(Element data from apps and pages)
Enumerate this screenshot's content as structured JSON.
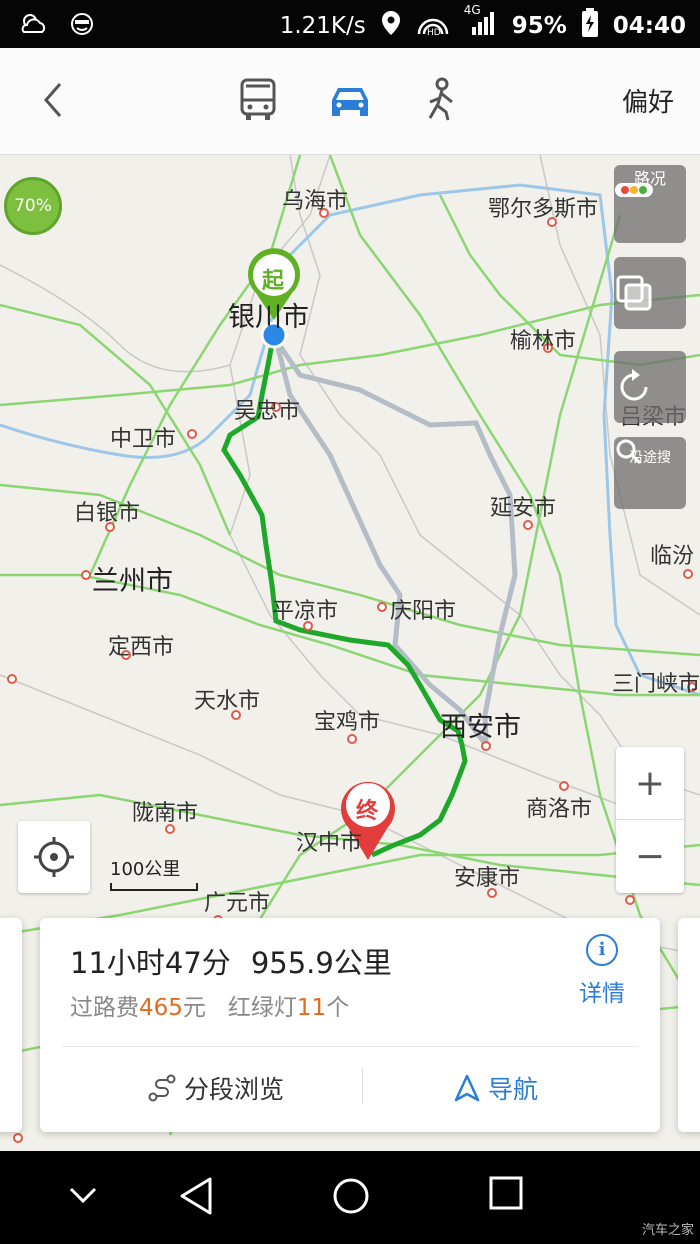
{
  "status_bar": {
    "speed": "1.21K/s",
    "network": "4G",
    "battery": "95%",
    "time": "04:40"
  },
  "top_nav": {
    "modes": [
      "bus-icon",
      "car-icon",
      "walk-icon"
    ],
    "active_mode": "car",
    "preferences": "偏好",
    "accent_color": "#2a7ed8"
  },
  "map": {
    "traffic_percent": "70%",
    "cities": {
      "wuhai": "乌海市",
      "ordos": "鄂尔多斯市",
      "yinchuan": "银川市",
      "yulin": "榆林市",
      "wuzhong": "吴忠市",
      "lvliang": "吕梁市",
      "zhongwei": "中卫市",
      "baiyin": "白银市",
      "yanan": "延安市",
      "lanzhou": "兰州市",
      "linfen": "临汾",
      "pingliang": "平凉市",
      "qingyang": "庆阳市",
      "dingxi": "定西市",
      "sanmenxia": "三门峡市",
      "tianshui": "天水市",
      "baoji": "宝鸡市",
      "xian": "西安市",
      "longnan": "陇南市",
      "shangluo": "商洛市",
      "hanzhong": "汉中市",
      "ankang": "安康市",
      "guangyuan": "广元市"
    },
    "start_marker": "起",
    "end_marker": "终",
    "controls": {
      "traffic": "路况",
      "along_search": "沿途搜"
    },
    "scale": "100公里",
    "zoom_in": "+",
    "zoom_out": "−",
    "route_color": "#1ea82a"
  },
  "route_card": {
    "duration": "11小时47分",
    "distance": "955.9公里",
    "toll_label": "过路费",
    "toll_value": "465",
    "toll_unit": "元",
    "lights_label": "红绿灯",
    "lights_value": "11",
    "lights_unit": "个",
    "details": "详情",
    "segments": "分段浏览",
    "navigate": "导航"
  },
  "watermark": "汽车之家"
}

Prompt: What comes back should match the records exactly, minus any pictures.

Solution to this problem:
Enumerate this screenshot's content as structured JSON.
{
  "status_bar": {
    "speed": "1.21K/s",
    "network": "4G",
    "battery": "95%",
    "time": "04:40"
  },
  "top_nav": {
    "modes": [
      "bus-icon",
      "car-icon",
      "walk-icon"
    ],
    "active_mode": "car",
    "preferences": "偏好",
    "accent_color": "#2a7ed8"
  },
  "map": {
    "traffic_percent": "70%",
    "cities": {
      "wuhai": "乌海市",
      "ordos": "鄂尔多斯市",
      "yinchuan": "银川市",
      "yulin": "榆林市",
      "wuzhong": "吴忠市",
      "lvliang": "吕梁市",
      "zhongwei": "中卫市",
      "baiyin": "白银市",
      "yanan": "延安市",
      "lanzhou": "兰州市",
      "linfen": "临汾",
      "pingliang": "平凉市",
      "qingyang": "庆阳市",
      "dingxi": "定西市",
      "sanmenxia": "三门峡市",
      "tianshui": "天水市",
      "baoji": "宝鸡市",
      "xian": "西安市",
      "longnan": "陇南市",
      "shangluo": "商洛市",
      "hanzhong": "汉中市",
      "ankang": "安康市",
      "guangyuan": "广元市"
    },
    "start_marker": "起",
    "end_marker": "终",
    "controls": {
      "traffic": "路况",
      "along_search": "沿途搜"
    },
    "scale": "100公里",
    "zoom_in": "+",
    "zoom_out": "−",
    "route_color": "#1ea82a"
  },
  "route_card": {
    "duration": "11小时47分",
    "distance": "955.9公里",
    "toll_label": "过路费",
    "toll_value": "465",
    "toll_unit": "元",
    "lights_label": "红绿灯",
    "lights_value": "11",
    "lights_unit": "个",
    "details": "详情",
    "segments": "分段浏览",
    "navigate": "导航"
  },
  "watermark": "汽车之家"
}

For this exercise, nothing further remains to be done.